- People living with Spina Bifida do not have normal sensation. Burns and abrasions can occur easily from hot and/or rough surfaces.
- Activities that involve extreme flexion/extension of your back and neck such as gymnastics are not recommended. Consult a health professional if unsure.
- Be considerate of lifting very heavy weights to avoid injury.
Sports to try!
- Sailing – Sailability
- Horse riding – Riding for the Disabled Association of Australia
- Bike riding
- Canoeing and paddling
- Wheelchair Sports - try all sorts of sports under the guidance of experienced coaches - NSW Wheelchair Sports Association Inc.
- Anything that interests you!
You can find further information about being active at:
- “Burn Rubber Burn” is a health and fitness program run through PCYC for people over 12 with physical disabilities:
- “Armed for Life: Prevention Strategies and Management of Upper Limb Overuse Syndrome(s) for Persons with a Spinal Cord Injury (SCI): Strategies for upper limb preservation in daily activities following SCI.”
- “Armed for Life: Prevention Strategies and Management of Upper Limb Overuse Syndrome(s) for Persons with a Spinal Cord Injury (SCI): Wheelchair Set up and Transfers.”
- NCPAD - “Disability/Condition: Spina Bifida – Physical Activity Guidelines”
- The Sydney Children’s hospital network “Pressure Relief Technique and Spina Bifida” fact sheet
- NSW Wheelchair Sports Association Inc.
- Royal Rehab Return2Sport
- Look at The Royal Rehabilation Centre Sydney's website d-ability.org for inspirational ideas and see what other people have tried.
Things to remember:
- Physical activity improves fitness and helps to maintain a healthy weight.
- Doing any physical activity is better than doing none.
- Upper body strength assists in independence.
- Sport provides opportunities for friendship and fun.
- Be active every day to keep healthy.

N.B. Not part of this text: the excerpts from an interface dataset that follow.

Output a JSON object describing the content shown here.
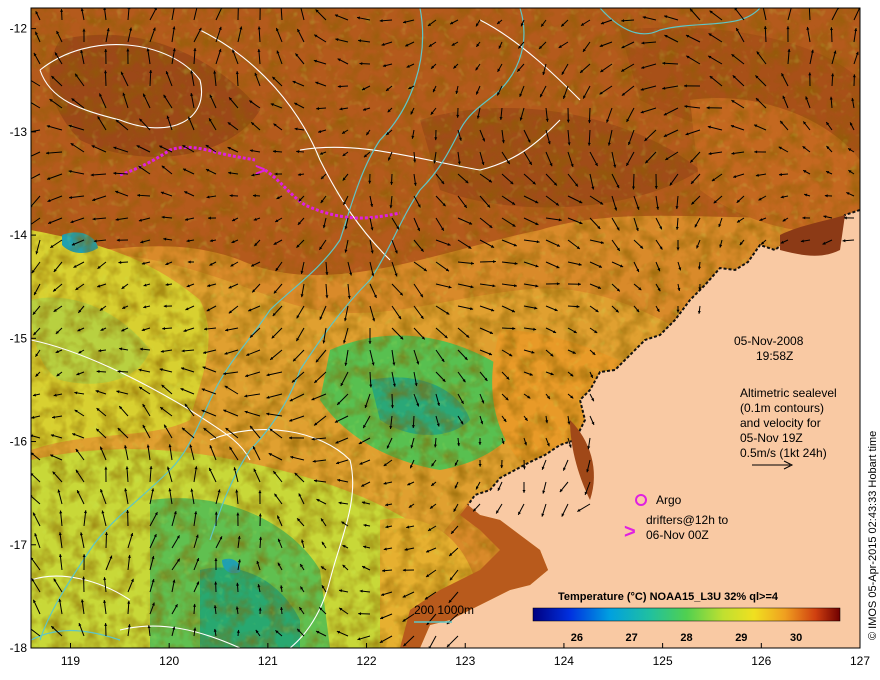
{
  "map": {
    "lon_ticks": [
      "119",
      "120",
      "121",
      "122",
      "123",
      "124",
      "125",
      "126",
      "127"
    ],
    "lat_ticks": [
      "-12",
      "-13",
      "-14",
      "-15",
      "-16",
      "-17",
      "-18"
    ],
    "lon_range": [
      118.6,
      127.0
    ],
    "lat_range": [
      -18.0,
      -11.8
    ]
  },
  "annotations": {
    "date": "05-Nov-2008",
    "time": "19:58Z",
    "altimetry_lines": [
      "Altimetric sealevel",
      "(0.1m contours)",
      "and velocity for",
      "05-Nov 19Z",
      "0.5m/s (1kt 24h)"
    ],
    "argo_label": "Argo",
    "drifter_line1": "drifters@12h to",
    "drifter_line2": "06-Nov 00Z",
    "depth_label": "200  1000m",
    "credit": "© IMOS 05-Apr-2015 02:43:33 Hobart time"
  },
  "colorbar": {
    "title": "Temperature (°C) NOAA15_L3U 32% ql>=4",
    "ticks": [
      "26",
      "27",
      "28",
      "29",
      "30"
    ],
    "range": [
      25.2,
      30.8
    ]
  },
  "colors": {
    "land": "#f9c9a3",
    "drifter": "#e020e0",
    "bathymetry": "#5fc6c6",
    "contour": "#ffffff"
  }
}
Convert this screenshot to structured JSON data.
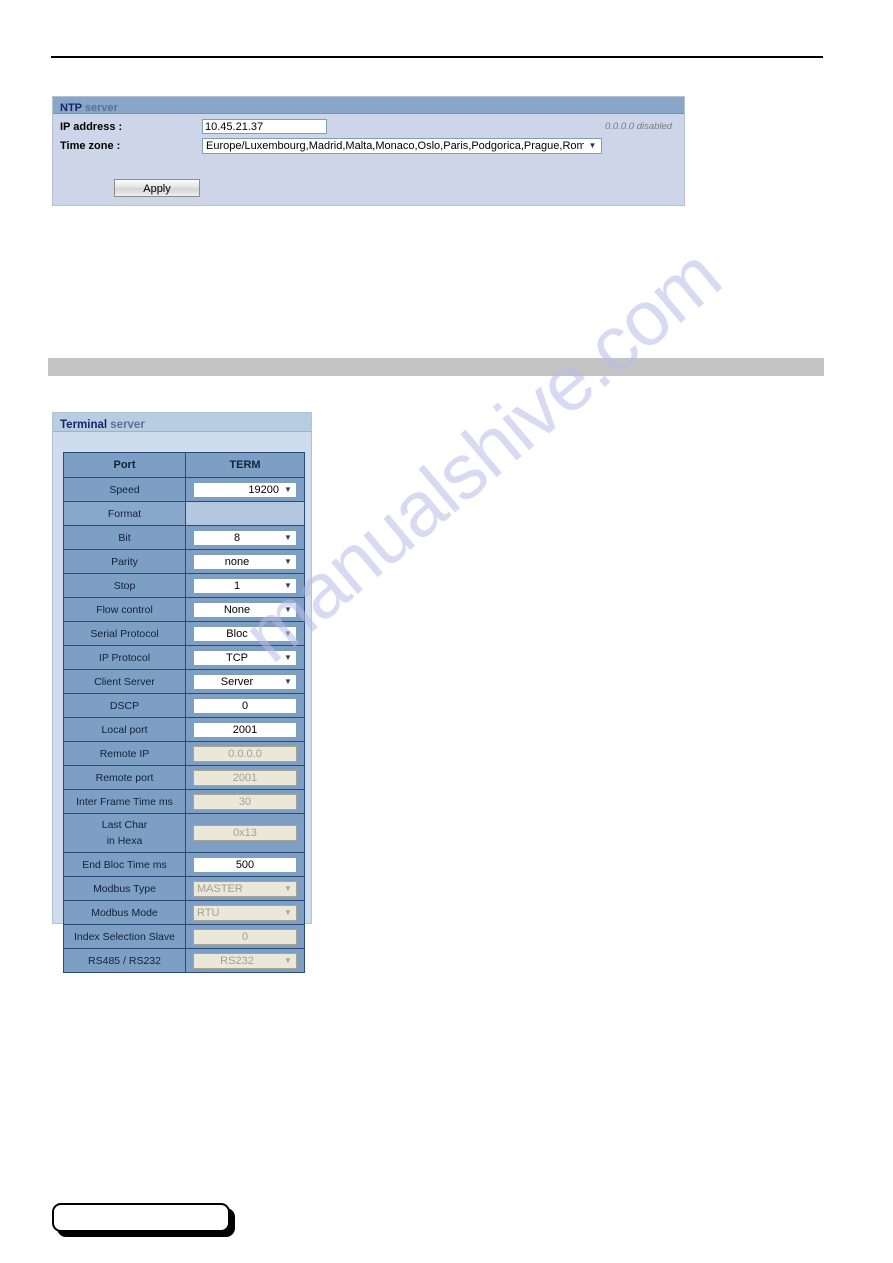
{
  "page": {
    "watermark": "manualshive.com"
  },
  "ntp_panel": {
    "title_bold": "NTP",
    "title_light": " server",
    "ip_label": "IP address :",
    "ip_value": "10.45.21.37",
    "ip_hint": "0.0.0.0 disabled",
    "timezone_label": "Time zone :",
    "timezone_value": "Europe/Luxembourg,Madrid,Malta,Monaco,Oslo,Paris,Podgorica,Prague,Rome,S",
    "apply_label": "Apply",
    "arrow": "▼"
  },
  "terminal_panel": {
    "title_bold": "Terminal",
    "title_light": " server",
    "arrow": "▼",
    "header": {
      "col_port": "Port",
      "col_term": "TERM"
    },
    "rows": [
      {
        "label": "Speed",
        "value": "19200",
        "type": "select",
        "align": "right",
        "disabled": false
      },
      {
        "label": "Format",
        "value": "",
        "type": "none",
        "align": "center",
        "disabled": false
      },
      {
        "label": "Bit",
        "value": "8",
        "type": "select",
        "align": "center",
        "disabled": false
      },
      {
        "label": "Parity",
        "value": "none",
        "type": "select",
        "align": "center",
        "disabled": false
      },
      {
        "label": "Stop",
        "value": "1",
        "type": "select",
        "align": "center",
        "disabled": false
      },
      {
        "label": "Flow control",
        "value": "None",
        "type": "select",
        "align": "center",
        "disabled": false
      },
      {
        "label": "Serial Protocol",
        "value": "Bloc",
        "type": "select",
        "align": "center",
        "disabled": false
      },
      {
        "label": "IP Protocol",
        "value": "TCP",
        "type": "select",
        "align": "center",
        "disabled": false
      },
      {
        "label": "Client Server",
        "value": "Server",
        "type": "select",
        "align": "center",
        "disabled": false
      },
      {
        "label": "DSCP",
        "value": "0",
        "type": "text",
        "align": "center",
        "disabled": false
      },
      {
        "label": "Local port",
        "value": "2001",
        "type": "text",
        "align": "center",
        "disabled": false
      },
      {
        "label": "Remote IP",
        "value": "0.0.0.0",
        "type": "text",
        "align": "center",
        "disabled": true
      },
      {
        "label": "Remote port",
        "value": "2001",
        "type": "text",
        "align": "center",
        "disabled": true
      },
      {
        "label": "Inter Frame Time ms",
        "value": "30",
        "type": "text",
        "align": "center",
        "disabled": true
      },
      {
        "label": "Last Char\nin Hexa",
        "value": "0x13",
        "type": "text",
        "align": "center",
        "disabled": true
      },
      {
        "label": "End Bloc Time ms",
        "value": "500",
        "type": "text",
        "align": "center",
        "disabled": false
      },
      {
        "label": "Modbus Type",
        "value": "MASTER",
        "type": "select",
        "align": "left",
        "disabled": true
      },
      {
        "label": "Modbus Mode",
        "value": "RTU",
        "type": "select",
        "align": "left",
        "disabled": true
      },
      {
        "label": "Index Selection Slave",
        "value": "0",
        "type": "text",
        "align": "center",
        "disabled": true
      },
      {
        "label": "RS485 / RS232",
        "value": "RS232",
        "type": "select",
        "align": "center",
        "disabled": true
      }
    ],
    "labels": {
      "last_char_line1": "Last Char",
      "last_char_line2": "in Hexa"
    }
  }
}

Written by The Children's Hospital at Westmead, Sydney Children's, Randwick, Kaleidoscope Hunter Children's Health Network and Northcott